Exercise data:
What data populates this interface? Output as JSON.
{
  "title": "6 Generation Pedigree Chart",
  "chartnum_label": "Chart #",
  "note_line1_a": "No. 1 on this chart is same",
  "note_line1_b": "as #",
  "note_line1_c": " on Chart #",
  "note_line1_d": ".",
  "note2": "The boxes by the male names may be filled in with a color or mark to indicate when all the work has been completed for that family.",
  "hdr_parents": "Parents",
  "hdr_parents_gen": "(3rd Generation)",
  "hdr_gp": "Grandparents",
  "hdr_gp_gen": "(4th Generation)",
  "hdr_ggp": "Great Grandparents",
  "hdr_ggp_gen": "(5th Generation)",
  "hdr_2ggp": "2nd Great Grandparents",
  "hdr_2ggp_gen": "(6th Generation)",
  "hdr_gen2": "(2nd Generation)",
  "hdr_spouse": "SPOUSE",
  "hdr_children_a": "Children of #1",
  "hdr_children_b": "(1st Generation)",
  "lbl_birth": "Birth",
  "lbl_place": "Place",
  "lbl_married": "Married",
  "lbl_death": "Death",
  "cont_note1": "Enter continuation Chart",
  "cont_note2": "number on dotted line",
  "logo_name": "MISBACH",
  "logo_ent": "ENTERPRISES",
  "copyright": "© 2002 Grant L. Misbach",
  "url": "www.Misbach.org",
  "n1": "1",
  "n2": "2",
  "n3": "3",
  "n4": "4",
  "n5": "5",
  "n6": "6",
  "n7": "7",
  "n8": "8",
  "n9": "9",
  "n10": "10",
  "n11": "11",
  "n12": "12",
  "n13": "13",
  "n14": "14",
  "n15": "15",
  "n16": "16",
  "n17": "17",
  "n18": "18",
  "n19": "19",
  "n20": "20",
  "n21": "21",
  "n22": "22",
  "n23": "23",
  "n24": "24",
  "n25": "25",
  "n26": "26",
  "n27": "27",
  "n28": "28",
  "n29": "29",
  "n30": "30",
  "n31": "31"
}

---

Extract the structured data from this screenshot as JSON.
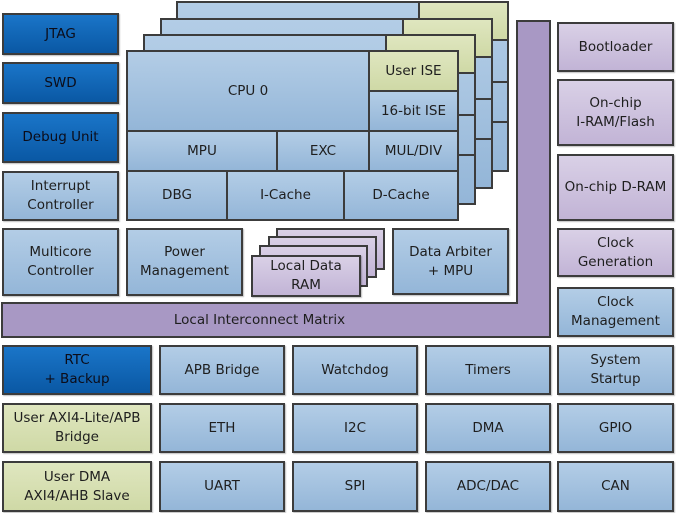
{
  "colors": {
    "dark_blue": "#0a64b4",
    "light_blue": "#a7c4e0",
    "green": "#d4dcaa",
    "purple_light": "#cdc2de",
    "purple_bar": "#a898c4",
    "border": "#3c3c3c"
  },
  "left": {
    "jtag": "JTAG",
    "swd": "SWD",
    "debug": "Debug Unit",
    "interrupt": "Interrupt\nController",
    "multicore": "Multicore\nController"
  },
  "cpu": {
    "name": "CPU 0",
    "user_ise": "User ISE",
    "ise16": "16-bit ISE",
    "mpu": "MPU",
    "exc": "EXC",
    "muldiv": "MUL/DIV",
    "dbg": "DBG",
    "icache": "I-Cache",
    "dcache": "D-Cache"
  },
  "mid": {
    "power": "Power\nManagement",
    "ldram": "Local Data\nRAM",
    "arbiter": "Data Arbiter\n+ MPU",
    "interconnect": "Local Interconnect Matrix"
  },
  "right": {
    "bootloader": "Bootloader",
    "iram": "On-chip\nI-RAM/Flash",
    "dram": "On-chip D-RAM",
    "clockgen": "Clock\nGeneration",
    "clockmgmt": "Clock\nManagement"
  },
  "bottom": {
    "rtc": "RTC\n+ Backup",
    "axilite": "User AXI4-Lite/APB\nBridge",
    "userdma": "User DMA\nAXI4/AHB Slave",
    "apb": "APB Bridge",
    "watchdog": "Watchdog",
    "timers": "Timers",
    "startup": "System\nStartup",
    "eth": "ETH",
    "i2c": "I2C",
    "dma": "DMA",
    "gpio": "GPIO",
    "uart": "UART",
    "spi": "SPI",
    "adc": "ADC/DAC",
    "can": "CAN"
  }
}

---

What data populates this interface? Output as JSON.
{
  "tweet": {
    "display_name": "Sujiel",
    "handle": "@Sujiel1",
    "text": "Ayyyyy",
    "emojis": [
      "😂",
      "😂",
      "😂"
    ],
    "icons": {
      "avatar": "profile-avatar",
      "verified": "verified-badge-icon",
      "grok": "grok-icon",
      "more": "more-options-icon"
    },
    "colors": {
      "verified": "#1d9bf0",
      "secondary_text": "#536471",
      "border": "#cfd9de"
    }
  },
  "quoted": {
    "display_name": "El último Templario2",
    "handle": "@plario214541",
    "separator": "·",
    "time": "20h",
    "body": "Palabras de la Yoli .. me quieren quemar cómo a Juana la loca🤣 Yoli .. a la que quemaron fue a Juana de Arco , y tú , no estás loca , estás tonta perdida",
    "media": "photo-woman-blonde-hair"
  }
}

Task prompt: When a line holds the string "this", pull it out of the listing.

Task answer:
What data populates this interface? Output as JSON.
  "note_line1_a": "No. 1 on this chart is same",
Extract the structured data from this screenshot as JSON.
What data populates this interface? Output as JSON.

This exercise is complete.